The response has been polarized, frankly. Founders and company heads either immediately “get it” and are in, or reject it outright based on fear that it will negatively impact their business. Even though many people, especially younger people, are turned off by the phrase “anti-aging,” it is a popular keyword, searched by many seeking a solution for aging skin.
No doubt I have “ruffled a few feathers” by launching this movement. My initial outreach to friends and colleagues in the industry resulted in a lot of “no thank you’s” and ignored emails. I have also been accused of promoting “cancel culture,” meaning I want companies using the phrase anti-aging to be ostracized, boycotted, or shunned. But my goal is simply to create awareness and educate the industry about ageism, while promoting positive perceptions of aging.
Who was the first company to sign on?
Body Bliss, my client of 10 years, was the first to sign on. Pam Sculthorp, CEO, is in her “second act” after a successful career in the pharmaceutical industry. She has seen the negative consequences of ageism and was happy to support my efforts.
Why is this campaign so important now?
Post Covid, there is a renewed focus on spas as places that provide services to age well and promote healthy longevity. My point is it is contrary to promote positive aging along with negative perceptions of aging. It’s wonderful to take steps to make yourself feel and look better, but we should not be shamed into feeling bad about ourselves for the normal aging process.
Awareness of ageism is also gaining momentum worldwide. WHO is working together with key partners on a Global Campaign to Combat Ageism—an initiative supported by WHO’s 194 Member States. The Campaign aims to change the narrative around age and ageing and help create a world for all ages. The report identifies three strategies that work in reducing or eliminating ageism: policy and law, educational activities, and intergenerational interventions.

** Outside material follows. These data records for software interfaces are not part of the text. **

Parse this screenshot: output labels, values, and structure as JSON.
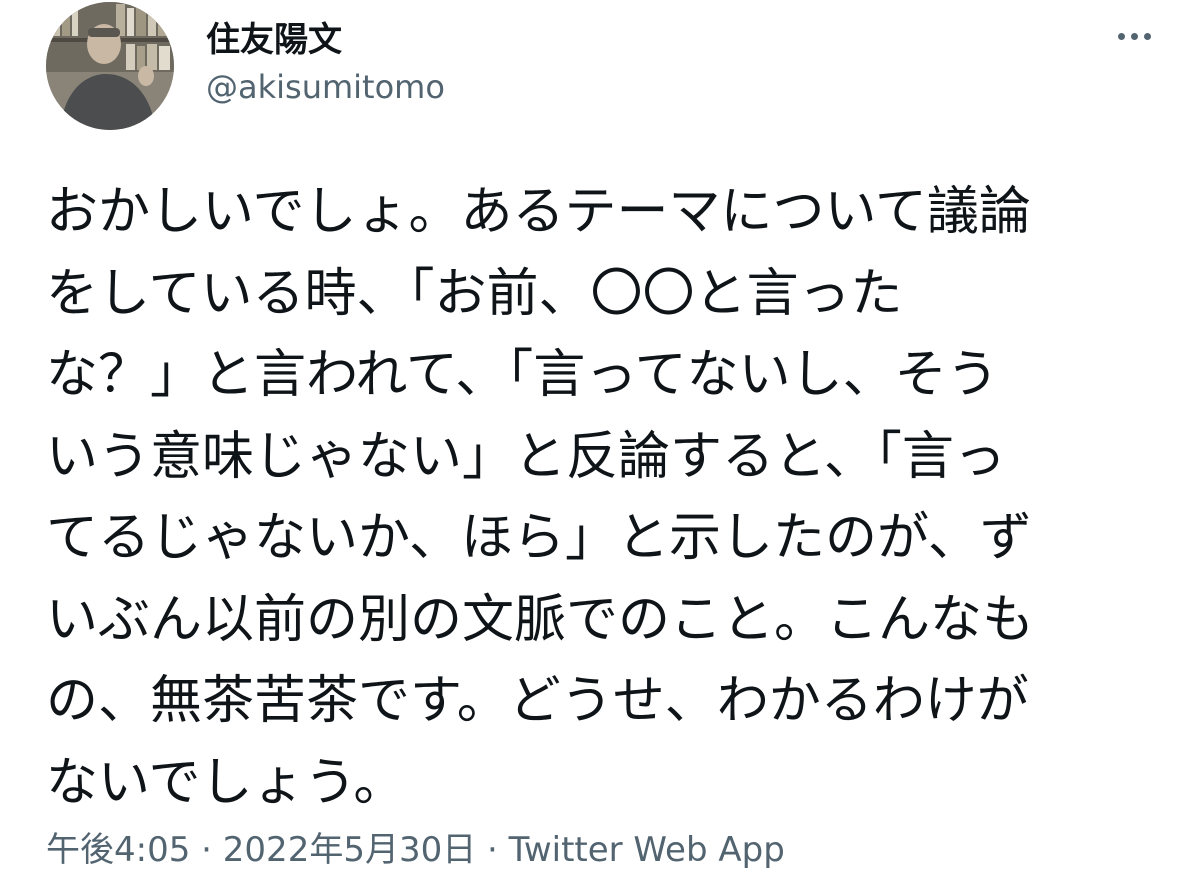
{
  "author": {
    "display_name": "住友陽文",
    "handle": "@akisumitomo"
  },
  "tweet": {
    "lines": [
      "おかしいでしょ。あるテーマについて議論",
      "をしている時、「お前、〇〇と言った",
      "な？」と言われて、「言ってないし、そう",
      "いう意味じゃない」と反論すると、「言っ",
      "てるじゃないか、ほら」と示したのが、ず",
      "いぶん以前の別の文脈でのこと。こんなも",
      "の、無茶苦茶です。どうせ、わかるわけが",
      "ないでしょう。"
    ]
  },
  "meta": {
    "time": "午後4:05",
    "separator": "·",
    "date": "2022年5月30日",
    "source": "Twitter Web App"
  },
  "icons": {
    "more": "more-horizontal-icon"
  },
  "colors": {
    "text_primary": "#0f1419",
    "text_secondary": "#536471",
    "background": "#ffffff"
  }
}
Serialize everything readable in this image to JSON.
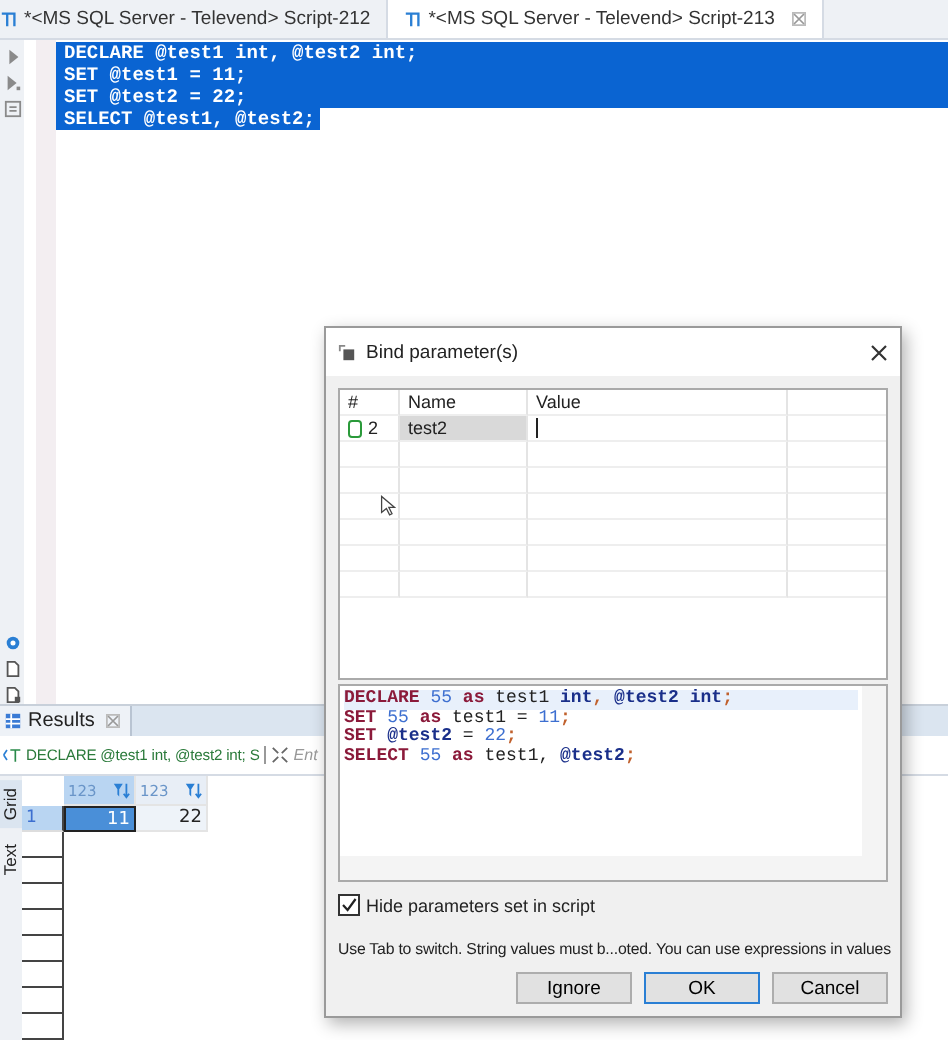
{
  "tabs": [
    {
      "label": "*<MS SQL Server - Televend> Script-212",
      "selected": false
    },
    {
      "label": "*<MS SQL Server - Televend> Script-213",
      "selected": true
    }
  ],
  "editor": {
    "lines": [
      {
        "text": "DECLARE @test1 int, @test2 int;",
        "selected": true
      },
      {
        "text": "SET @test1 = 11;",
        "selected": true
      },
      {
        "text": "SET @test2 = 22;",
        "selected": true
      },
      {
        "text": "SELECT @test1, @test2;",
        "selected": true
      }
    ]
  },
  "results": {
    "tab": "Results",
    "query": "DECLARE @test1 int, @test2 int; S",
    "filter_placeholder": "Ent",
    "side_tabs": [
      {
        "label": "Grid",
        "selected": true
      },
      {
        "label": "Text",
        "selected": false
      }
    ],
    "columns": [
      "123",
      "123"
    ],
    "rows": [
      {
        "number": "1",
        "cells": [
          "11",
          "22"
        ],
        "selected": true
      }
    ]
  },
  "dialog": {
    "title": "Bind parameter(s)",
    "columns": [
      "#",
      "Name",
      "Value"
    ],
    "params": [
      {
        "index": "2",
        "name": "test2",
        "selected": true
      }
    ],
    "preview": [
      [
        {
          "kind": "kw",
          "text": "DECLARE "
        },
        {
          "kind": "num",
          "text": "55 "
        },
        {
          "kind": "kw",
          "text": "as "
        },
        {
          "kind": "id",
          "text": "test1 "
        },
        {
          "kind": "type",
          "text": "int"
        },
        {
          "kind": "punct",
          "text": ", "
        },
        {
          "kind": "var",
          "text": "@test2 "
        },
        {
          "kind": "type",
          "text": "int"
        },
        {
          "kind": "punct",
          "text": ";"
        }
      ],
      [
        {
          "kind": "kw",
          "text": "SET "
        },
        {
          "kind": "num",
          "text": "55 "
        },
        {
          "kind": "kw",
          "text": "as "
        },
        {
          "kind": "id",
          "text": "test1 = "
        },
        {
          "kind": "num",
          "text": "11"
        },
        {
          "kind": "punct",
          "text": ";"
        }
      ],
      [
        {
          "kind": "kw",
          "text": "SET "
        },
        {
          "kind": "var",
          "text": "@test2"
        },
        {
          "kind": "id",
          "text": " = "
        },
        {
          "kind": "num",
          "text": "22"
        },
        {
          "kind": "punct",
          "text": ";"
        }
      ],
      [
        {
          "kind": "kw",
          "text": "SELECT "
        },
        {
          "kind": "num",
          "text": "55 "
        },
        {
          "kind": "kw",
          "text": "as "
        },
        {
          "kind": "id",
          "text": "test1, "
        },
        {
          "kind": "var",
          "text": "@test2"
        },
        {
          "kind": "punct",
          "text": ";"
        }
      ]
    ],
    "checkbox": {
      "label": "Hide parameters set in script",
      "checked": true
    },
    "hint": "Use Tab to switch. String values must b...oted. You can use expressions in values",
    "buttons": [
      {
        "label": "Ignore",
        "default": false
      },
      {
        "label": "OK",
        "default": true
      },
      {
        "label": "Cancel",
        "default": false
      }
    ]
  }
}
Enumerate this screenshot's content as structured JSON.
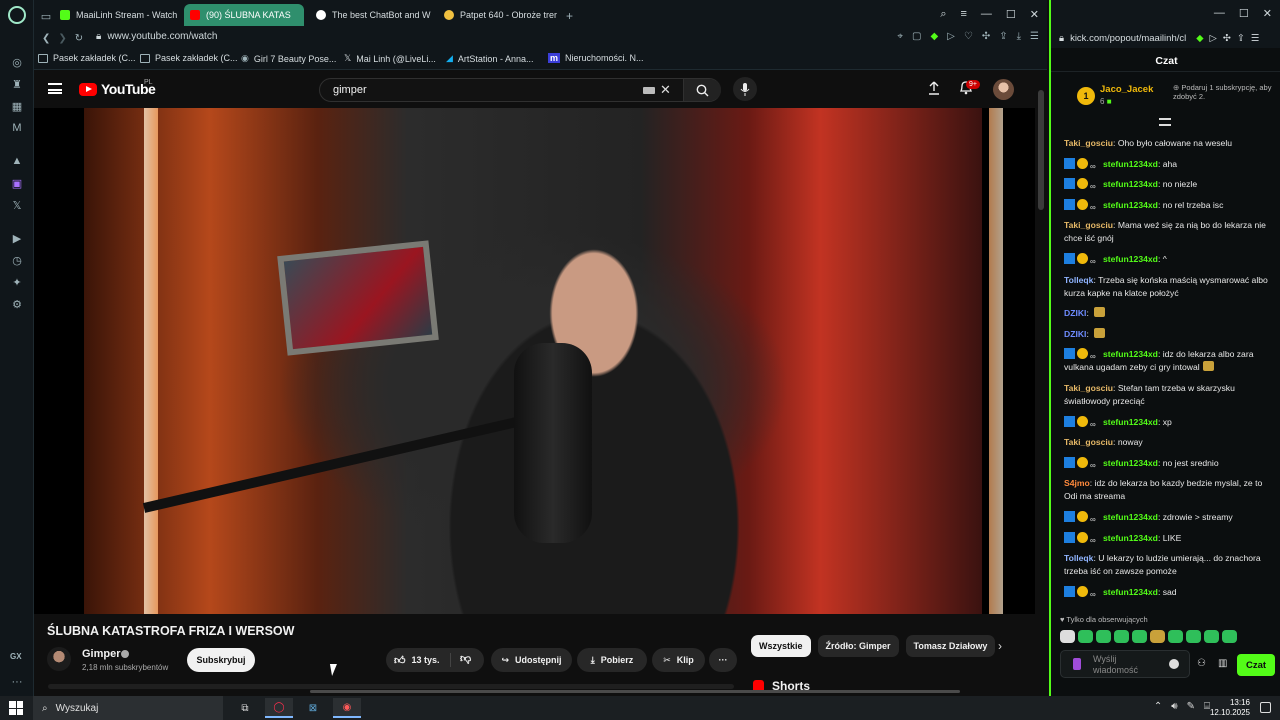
{
  "browser": {
    "tabs": [
      {
        "label": "MaaiLinh Stream - Watch",
        "fav_color": "#53fc18"
      },
      {
        "label": "(90) ŚLUBNA KATAS",
        "fav_color": "#ff0000"
      },
      {
        "label": "The best ChatBot and W",
        "fav_color": "#ffffff"
      },
      {
        "label": "Patpet 640 - Obroże trer",
        "fav_color": "#f0c040"
      }
    ],
    "url": "www.youtube.com/watch",
    "bookmarks": [
      "Pasek zakładek (C...",
      "Pasek zakładek (C...",
      "Girl 7 Beauty Pose...",
      "Mai Linh (@LiveLi...",
      "ArtStation - Anna...",
      "Nieruchomości. N..."
    ]
  },
  "youtube": {
    "logo_text": "YouTube",
    "region": "PL",
    "search_value": "gimper",
    "notif_count": "9+",
    "video_title": "ŚLUBNA KATASTROFA FRIZA I WERSOW",
    "channel_name": "Gimper",
    "channel_subs": "2,18 mln subskrybentów",
    "subscribe_label": "Subskrybuj",
    "like_count": "13 tys.",
    "share_label": "Udostępnij",
    "download_label": "Pobierz",
    "clip_label": "Klip",
    "more_label": "···",
    "chips": [
      "Wszystkie",
      "Źródło: Gimper",
      "Tomasz Działowy"
    ],
    "shorts_label": "Shorts"
  },
  "kick": {
    "url": "kick.com/popout/maailinh/cl",
    "header": "Czat",
    "gift": {
      "badge": "1",
      "user": "Jaco_Jacek",
      "count": "6",
      "cta": "Podaruj 1 subskrypcję, aby zdobyć 2."
    },
    "messages": [
      {
        "user": "Taki_gosciu",
        "color": "#e5b867",
        "badges": 0,
        "text": "Oho było całowane na weselu"
      },
      {
        "user": "stefun1234xd",
        "color": "#53fc18",
        "badges": 3,
        "text": "aha"
      },
      {
        "user": "stefun1234xd",
        "color": "#53fc18",
        "badges": 3,
        "text": "no niezle"
      },
      {
        "user": "stefun1234xd",
        "color": "#53fc18",
        "badges": 3,
        "text": "no rel trzeba isc"
      },
      {
        "user": "Taki_gosciu",
        "color": "#e5b867",
        "badges": 0,
        "text": "Mama weź się za nią bo do lekarza nie chce iść gnój"
      },
      {
        "user": "stefun1234xd",
        "color": "#53fc18",
        "badges": 3,
        "text": "^"
      },
      {
        "user": "Tolleqk",
        "color": "#8fb4ff",
        "badges": 0,
        "text": "Trzeba się końska maścią wysmarować albo kurza kapke na klatce położyć"
      },
      {
        "user": "DZIKI",
        "color": "#6f8cff",
        "badges": 0,
        "text": "",
        "emote": true
      },
      {
        "user": "DZIKI",
        "color": "#6f8cff",
        "badges": 0,
        "text": "",
        "emote": true
      },
      {
        "user": "stefun1234xd",
        "color": "#53fc18",
        "badges": 3,
        "text": "idz do lekarza albo zara vulkana ugadam zeby ci gry intowal",
        "emote": true
      },
      {
        "user": "Taki_gosciu",
        "color": "#e5b867",
        "badges": 0,
        "text": "Stefan tam trzeba w skarzysku światłowody przeciąć"
      },
      {
        "user": "stefun1234xd",
        "color": "#53fc18",
        "badges": 3,
        "text": "xp"
      },
      {
        "user": "Taki_gosciu",
        "color": "#e5b867",
        "badges": 0,
        "text": "noway"
      },
      {
        "user": "stefun1234xd",
        "color": "#53fc18",
        "badges": 3,
        "text": "no jest srednio"
      },
      {
        "user": "S4jmo",
        "color": "#ff8a3d",
        "badges": 0,
        "text": "idz do lekarza bo kazdy bedzie myslal, ze to Odi ma streama"
      },
      {
        "user": "stefun1234xd",
        "color": "#53fc18",
        "badges": 3,
        "text": "zdrowie > streamy"
      },
      {
        "user": "stefun1234xd",
        "color": "#53fc18",
        "badges": 3,
        "text": "LIKE"
      },
      {
        "user": "Tolleqk",
        "color": "#8fb4ff",
        "badges": 0,
        "text": "U lekarzy to ludzie umierają... do znachora trzeba iść on zawsze pomoże"
      },
      {
        "user": "stefun1234xd",
        "color": "#53fc18",
        "badges": 3,
        "text": "sad"
      }
    ],
    "follow_only": "Tylko dla obserwujących",
    "input_placeholder": "Wyślij wiadomość",
    "send_label": "Czat"
  },
  "taskbar": {
    "search_placeholder": "Wyszukaj",
    "time": "13:16",
    "date": "12.10.2025"
  }
}
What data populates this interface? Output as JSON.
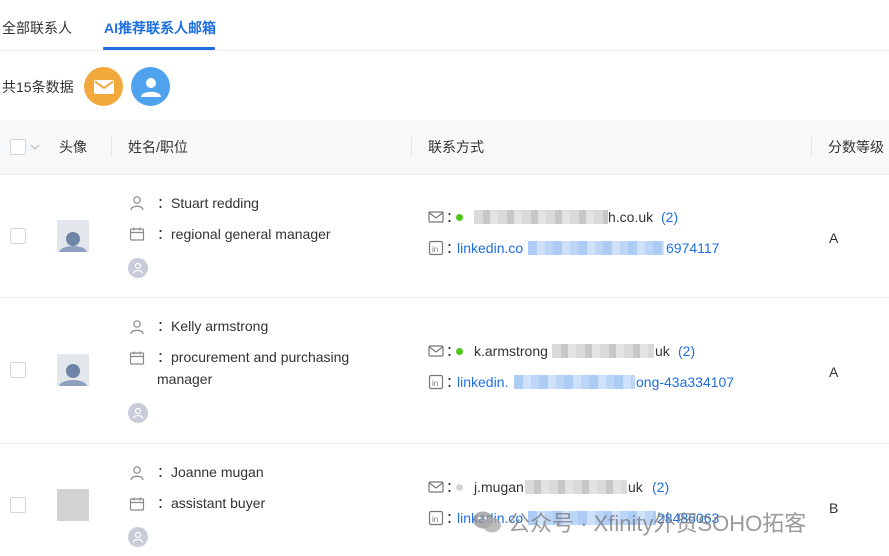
{
  "tabs": [
    {
      "label": "全部联系人",
      "active": false
    },
    {
      "label": "AI推荐联系人邮箱",
      "active": true
    }
  ],
  "toolbar": {
    "count_text": "共15条数据"
  },
  "table": {
    "headers": {
      "avatar": "头像",
      "name_title": "姓名/职位",
      "contact": "联系方式",
      "grade": "分数等级"
    },
    "rows": [
      {
        "name": "Stuart redding",
        "title_line1": "regional general manager",
        "title_line2": "",
        "email_end": "h.co.uk",
        "email_count": "(2)",
        "linkedin_start": "linkedin.co",
        "linkedin_end": "6974117",
        "grade": "A",
        "status": "green"
      },
      {
        "name": "Kelly armstrong",
        "title_line1": "procurement and purchasing",
        "title_line2": "manager",
        "email_start": "k.armstrong",
        "email_end": "uk",
        "email_count": "(2)",
        "linkedin_start": "linkedin.",
        "linkedin_end": "ong-43a334107",
        "grade": "A",
        "status": "green"
      },
      {
        "name": "Joanne mugan",
        "title_line1": "assistant buyer",
        "title_line2": "",
        "email_start": "j.mugan",
        "email_end": "uk",
        "email_count": "(2)",
        "linkedin_start": "linkedin.co",
        "linkedin_end": "28486063",
        "grade": "B",
        "status": "gray"
      }
    ]
  },
  "watermark": {
    "text": "公众号 · Xfinity外贸SOHO拓客"
  },
  "colors": {
    "accent": "#1f6fe0",
    "mail_button": "#f2a93b",
    "user_button": "#4fa3ee",
    "status_green": "#52c41a",
    "status_gray": "#d5d5d5"
  }
}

How do people get involved?
Companies join the movement by signing up on the exposeageism.com website, and taking the pledge, below. There is no money involved to participate.
We pledge to promote positive aging for people of all races and ethnicities, abilities and disabilities, genders, religions, cultures, and sexual orientations.
We pledge to include representation of older adults in Diversity Equity Inclusion policies (formal or informal) that promote participation of diverse groups of individuals.
We pledge to take steps to eliminate the phrase “anti-aging” from our product descriptions and marketing by 2025.
The ultimate goal is to promote positive aging and a healthy, stress-free attitude about aging skin and appearance. Many companies are not aware of the harm they are doing by shaming people into trying to maintain youth at all costs. Increased awareness and education will create change.
I love this quote: “Ageism is prejudice against your future self.” Can you speak to that a bit?
“Ageism is prejudice against your future self,” refers to the fact that we are “all old people in training.” Both phrases were coined by Ashton Applewhite—meaning ageism affects us all because we will all be old someday (if we are lucky.) If you are not aging, you are not breathing.
After a lifetime absorbing negative perceptions of aging, older adults can be the most ageist of any age group. One of the reasons we strive to look younger is maintain an “us” versus “them” mentality based on appearance and abilities. One of the biggest downsides in the battle against aging is the stress it creates. And as we know, stress is a significant contributor to aging.
Numerous studies around the globe prove that we live longer, and healthier, when we accept aging as a normal part of life. That is the message I hope to relay, and eliminating anti-aging from our vernacular as spa and wellness professionals seems like a great way to start. Time will tell!